In Swan Song, Kelleigh Greenberg-Jephcott novelises the dramatic moment of Capote’s fall from favour with the great society ladies of the Upper East Side. Slim Keith, Babe Paley, C. Z. Guest, Lee Radziwill and Marella Agnelli were household names to people who cared about fashion and glamour and clout.
In 1975, Capote published in Esquire a long extract from his protracted and procrastinated work in progress Answered Prayers, which dished the dirt on these women, and they never forgave him. Capote, who had thrown the Black and White Ball in 1966, the most famous party in the history of the United States, never recovered from their disdain and declined into a world of booze and drugs and degeneration. Nor was Answered Prayers in its shortish entirety a new-found Remembrance of Things Past. But this dramatic and piteous saga is certainly high vitamin – or at any rate, high sugar hit – grist to Greenberg-Jephcott’s mill.
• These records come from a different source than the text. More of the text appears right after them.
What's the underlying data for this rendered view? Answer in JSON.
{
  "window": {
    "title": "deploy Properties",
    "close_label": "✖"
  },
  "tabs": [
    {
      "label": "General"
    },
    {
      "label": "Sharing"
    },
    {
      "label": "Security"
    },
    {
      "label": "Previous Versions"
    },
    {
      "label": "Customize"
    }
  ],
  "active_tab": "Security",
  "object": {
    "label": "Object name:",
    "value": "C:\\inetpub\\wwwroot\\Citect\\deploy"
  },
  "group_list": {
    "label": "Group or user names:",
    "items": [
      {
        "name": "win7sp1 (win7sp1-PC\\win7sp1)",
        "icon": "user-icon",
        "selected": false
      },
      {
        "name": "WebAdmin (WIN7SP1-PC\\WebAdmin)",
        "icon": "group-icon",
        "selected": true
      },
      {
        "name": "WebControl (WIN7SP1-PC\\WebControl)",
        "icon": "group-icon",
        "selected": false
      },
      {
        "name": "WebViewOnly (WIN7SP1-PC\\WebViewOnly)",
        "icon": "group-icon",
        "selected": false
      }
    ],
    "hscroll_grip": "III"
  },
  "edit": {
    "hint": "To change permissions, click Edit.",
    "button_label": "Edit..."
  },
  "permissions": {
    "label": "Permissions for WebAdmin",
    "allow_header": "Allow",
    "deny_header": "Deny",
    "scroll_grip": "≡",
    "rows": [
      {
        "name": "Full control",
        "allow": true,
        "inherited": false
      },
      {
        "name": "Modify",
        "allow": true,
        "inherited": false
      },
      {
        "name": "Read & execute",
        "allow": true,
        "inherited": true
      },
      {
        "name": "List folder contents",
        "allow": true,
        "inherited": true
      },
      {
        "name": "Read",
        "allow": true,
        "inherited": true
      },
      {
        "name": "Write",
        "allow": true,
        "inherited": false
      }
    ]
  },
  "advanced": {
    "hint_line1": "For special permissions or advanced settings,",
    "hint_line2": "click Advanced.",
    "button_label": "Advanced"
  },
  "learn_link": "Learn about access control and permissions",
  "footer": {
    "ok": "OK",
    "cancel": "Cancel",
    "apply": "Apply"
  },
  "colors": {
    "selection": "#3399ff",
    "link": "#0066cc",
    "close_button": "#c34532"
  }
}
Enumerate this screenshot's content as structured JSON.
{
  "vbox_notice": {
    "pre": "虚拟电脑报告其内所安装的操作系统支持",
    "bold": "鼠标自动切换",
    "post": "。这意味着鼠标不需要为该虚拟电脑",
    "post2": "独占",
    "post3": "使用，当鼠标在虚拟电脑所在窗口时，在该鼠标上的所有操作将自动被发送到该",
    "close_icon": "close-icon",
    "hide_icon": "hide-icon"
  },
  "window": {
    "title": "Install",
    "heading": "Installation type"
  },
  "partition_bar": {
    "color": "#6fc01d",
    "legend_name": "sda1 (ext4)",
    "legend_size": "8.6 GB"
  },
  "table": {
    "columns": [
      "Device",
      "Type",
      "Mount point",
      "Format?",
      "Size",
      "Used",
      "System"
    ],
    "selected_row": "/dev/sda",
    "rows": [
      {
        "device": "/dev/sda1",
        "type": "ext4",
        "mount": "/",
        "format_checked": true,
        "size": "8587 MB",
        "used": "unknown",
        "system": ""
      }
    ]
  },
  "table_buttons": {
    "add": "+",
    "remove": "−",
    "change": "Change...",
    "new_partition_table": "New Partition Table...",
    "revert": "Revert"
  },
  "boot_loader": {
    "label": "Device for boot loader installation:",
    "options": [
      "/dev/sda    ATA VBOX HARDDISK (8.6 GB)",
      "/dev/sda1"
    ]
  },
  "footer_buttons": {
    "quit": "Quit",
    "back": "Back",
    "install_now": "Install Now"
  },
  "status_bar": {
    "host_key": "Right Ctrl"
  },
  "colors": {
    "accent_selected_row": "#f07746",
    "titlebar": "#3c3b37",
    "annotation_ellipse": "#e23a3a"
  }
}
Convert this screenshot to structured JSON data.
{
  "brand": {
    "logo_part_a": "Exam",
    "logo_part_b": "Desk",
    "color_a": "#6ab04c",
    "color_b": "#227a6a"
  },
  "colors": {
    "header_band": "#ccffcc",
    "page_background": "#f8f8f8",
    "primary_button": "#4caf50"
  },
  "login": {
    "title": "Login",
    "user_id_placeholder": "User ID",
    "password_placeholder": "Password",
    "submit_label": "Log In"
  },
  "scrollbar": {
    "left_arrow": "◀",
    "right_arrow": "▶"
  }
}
This is a surging, sizzling, big screen, long-form, technicolour epic of a page-turner in grand middlebrow style, rather in the manner of the late Tom Wolfe. Words of the lushest kind abound: they creep, they crawl, they coruscate and they chorus with every hallelujah and ejaculation. Jackie Kennedy and ferried emissaries of the Vatican, Truman and Nelle Harper Lee, and the velvet voice (we hear Gregory Peck’s, of course) of the man we think of as Atticus from To Kill a Mockingbird.
This is a big succulent succubus of a book – a sort of panoramic airport novel full of juices of every flavour, but with plenty of eloquence and vaunted style.
Capote’s lisping Southern drawl, as well as his frailty and fearfulness, is more vividly indicated than anything else, though there is some kind of attempt to orchestrate a choric voice for the grandes dames.
Swan Song is a very concerted attempt at a literate novel in the popular mode, a novel about gossip and the pain that comes when it’s mixed with poison, and the heartbreak that can ensue when spotlights shift or fade. QSS
Hutchinson, 480pp, $32.99
This article was first published in the print edition of The Saturday Paper on Jun 30, 2018 as "Kelleigh Greenberg-Jephcott, Swan Song ".
A free press is one you pay for. In the short term, the economic fallout from coronavirus has taken about a third of our revenue. We will survive this crisis, but we need the support of readers. Now is the time to subscribe.